Newswise — PROVIDENCE, R.I. [Brown University] —A recent study conducted by a team of researchers from Brown University has provided fresh insights into the role of melting ice in the formation of ravine-like channels within impact craters on Mars.
Published in the journal Science, the study focuses on the peculiar gullies found on Mars, which bear a striking resemblance to the gullies formed by water erosion in Antarctica’s Dry Valleys due to melting glaciers. Led by planetary scientist Jim Head from Brown University, the researchers developed a model that replicates the favorable conditions on Mars when the planet’s temperature rises above freezing point, leading to periods of liquid water as the ice on and below the surface melts.
By analyzing the data from their model, the scientists discovered that when Mars tilts on its axis to an angle of 35 degrees, the atmosphere becomes sufficiently dense for intermittent melting episodes to occur in the gully regions. They then correlated the data with specific periods in Mars’ history when the gullies in the Terra Sirenum region experienced rapid expansion downhill from higher elevations. This phenomenon could only be explained by the presence of water at certain intervals.
Jim Head, a geological sciences professor at Brown University, explained, “Through our research and that of other scientists, we have come to understand that Mars once had flowing water on its surface, with river valleys and lakes. However, approximately 3 billion years ago, all of that liquid water was lost, and Mars transformed into what we now refer to as a hyper-arid or polar desert. Nevertheless, our study demonstrates that even after this transition and in more recent times, when Mars tilts to an angle of 35 degrees, it warms up sufficiently to melt ice and snow, reintroducing liquid water until temperatures drop and it refreezes.”

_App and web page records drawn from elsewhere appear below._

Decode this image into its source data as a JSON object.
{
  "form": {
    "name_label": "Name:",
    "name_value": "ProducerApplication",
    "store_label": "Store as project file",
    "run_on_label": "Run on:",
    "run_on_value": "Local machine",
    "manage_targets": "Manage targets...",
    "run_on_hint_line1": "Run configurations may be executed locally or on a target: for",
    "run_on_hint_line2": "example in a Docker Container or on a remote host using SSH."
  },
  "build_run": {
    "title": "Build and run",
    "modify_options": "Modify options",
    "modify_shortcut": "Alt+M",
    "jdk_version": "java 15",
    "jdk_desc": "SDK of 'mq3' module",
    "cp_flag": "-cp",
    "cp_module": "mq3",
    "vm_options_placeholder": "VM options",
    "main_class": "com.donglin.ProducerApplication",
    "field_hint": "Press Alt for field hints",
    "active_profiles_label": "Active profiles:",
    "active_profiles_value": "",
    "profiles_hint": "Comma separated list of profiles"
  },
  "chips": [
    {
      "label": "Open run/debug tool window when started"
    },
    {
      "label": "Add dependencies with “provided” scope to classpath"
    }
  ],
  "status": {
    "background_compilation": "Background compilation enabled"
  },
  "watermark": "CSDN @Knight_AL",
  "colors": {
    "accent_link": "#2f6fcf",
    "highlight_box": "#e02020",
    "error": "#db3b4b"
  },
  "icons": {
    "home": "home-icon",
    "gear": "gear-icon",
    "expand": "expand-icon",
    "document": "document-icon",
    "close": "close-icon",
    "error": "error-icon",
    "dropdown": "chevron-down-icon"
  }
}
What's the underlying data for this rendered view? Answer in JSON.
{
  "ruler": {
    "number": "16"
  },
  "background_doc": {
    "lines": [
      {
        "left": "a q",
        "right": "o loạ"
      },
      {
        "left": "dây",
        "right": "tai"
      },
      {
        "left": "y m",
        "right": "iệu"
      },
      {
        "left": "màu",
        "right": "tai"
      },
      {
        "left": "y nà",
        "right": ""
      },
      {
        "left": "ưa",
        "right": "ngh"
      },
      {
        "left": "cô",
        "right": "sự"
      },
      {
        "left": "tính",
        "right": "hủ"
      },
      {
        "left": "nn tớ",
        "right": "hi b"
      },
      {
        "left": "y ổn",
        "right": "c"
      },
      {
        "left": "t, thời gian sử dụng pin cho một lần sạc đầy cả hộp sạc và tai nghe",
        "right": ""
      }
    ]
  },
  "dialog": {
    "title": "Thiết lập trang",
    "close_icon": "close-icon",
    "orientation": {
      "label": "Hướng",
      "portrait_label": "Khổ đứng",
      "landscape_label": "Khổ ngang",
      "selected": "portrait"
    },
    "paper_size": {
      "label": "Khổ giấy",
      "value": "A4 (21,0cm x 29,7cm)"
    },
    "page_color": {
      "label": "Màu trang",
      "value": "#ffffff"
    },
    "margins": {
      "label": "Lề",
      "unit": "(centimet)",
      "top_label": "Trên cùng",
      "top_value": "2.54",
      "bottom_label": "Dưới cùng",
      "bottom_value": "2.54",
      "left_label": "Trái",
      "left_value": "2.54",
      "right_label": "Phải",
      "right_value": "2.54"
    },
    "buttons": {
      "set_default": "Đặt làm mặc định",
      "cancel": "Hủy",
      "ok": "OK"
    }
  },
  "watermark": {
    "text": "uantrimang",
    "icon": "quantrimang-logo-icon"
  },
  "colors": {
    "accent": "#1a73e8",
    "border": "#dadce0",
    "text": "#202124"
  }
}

The recent findings provide valuable insights into the formation of Martian gullies, shedding light on crucial aspects such as their starting points, erosion intensity, and extent down the crater slopes.
Earlier theories proposed that carbon dioxide frost played a role in carving the gullies. It was believed that the frost evaporated from the soil, causing rocks and debris to slide down the slopes. However, the height and erosion patterns of the gullies led many scientists to speculate that the involvement of meltwater from glaciers was necessary, considering the distance the gullies traveled down the slopes and their eroded appearance. The challenge in confirming the presence of liquid water on Mars stemmed from the extremely cold temperatures, which usually hover around 70 degrees below freezing.
The findings of the new study suggest that gully formation was driven by a combination of ice melting and the evaporation of CO2 frost during different parts of the year. The researchers discovered that this process likely occurred repeatedly over the past several million years, with the most recent occurrence estimated to be approximately 630,000 years ago.
According to the researchers, the presence of ice at the gully locations they examined on Mars, coupled with a tilt of the planet’s axis to approximately 35 degrees, created favorable conditions for ice to melt due to temperatures rising above 273 degrees Kelvin (equivalent to about 32 degrees Fahrenheit).
Lead author Jay Dickson, who conducted the study while at Brown University and is currently affiliated with the California Institute of Technology, stated, “Our study demonstrates that the distribution of gullies worldwide is better explained by the presence of liquid water in the past million years. Water provides a more plausible explanation for the elevation distribution of gullies compared to carbon dioxide. This implies that Mars has had sufficient liquid water, within the last million years, to cause channel erosion, which is relatively recent in Mars’ geological history.”
Despite initial skepticism regarding the possibility of meltwater and the inability to replicate the necessary conditions for ice melting on Mars, the researchers were convinced of the accuracy of the meltwater theory due to their firsthand observations of similar features in Antarctica. Despite the frigid temperatures, the sun’s heat is capable of melting ice and triggering gully activity in Antarctica.
This new study builds upon previous research conducted by the team over several decades, focusing on Martian gullies. For instance, in a study from 2015, the researchers demonstrated the potential existence of periods in Mars’ history when water could have been present to form gullies, depending on the tilt of Mars’ axis. These findings motivated them to model the specific tilt angle and correlate it with the locations and altitudes of the formed gullies.
The research paper raises a fundamental question regarding the possibility of life on Mars, as the presence of liquid water is closely associated with life as we know it on Earth. The researchers note that Mars will eventually tilt to 35 degrees once again.
Jim Head, one of the researchers, poses the question, “Could there be a connection between the early warm and wet Mars and the Mars we observe today, in terms of the presence of liquid water?” Scientists are constantly searching for environments that could support not only the formation of life but also its preservation and continuity. Any microorganisms that might have evolved on early Mars would likely thrive in locations where they can survive comfortably in ice and also prosper in liquid water. In the extreme cold of the Antarctic environment, for instance, the few organisms that exist often remain in a state of stasis, awaiting the presence of water.
Additionally, the study emphasizes the significance of these gullies as potential targets for future exploration missions to Mars.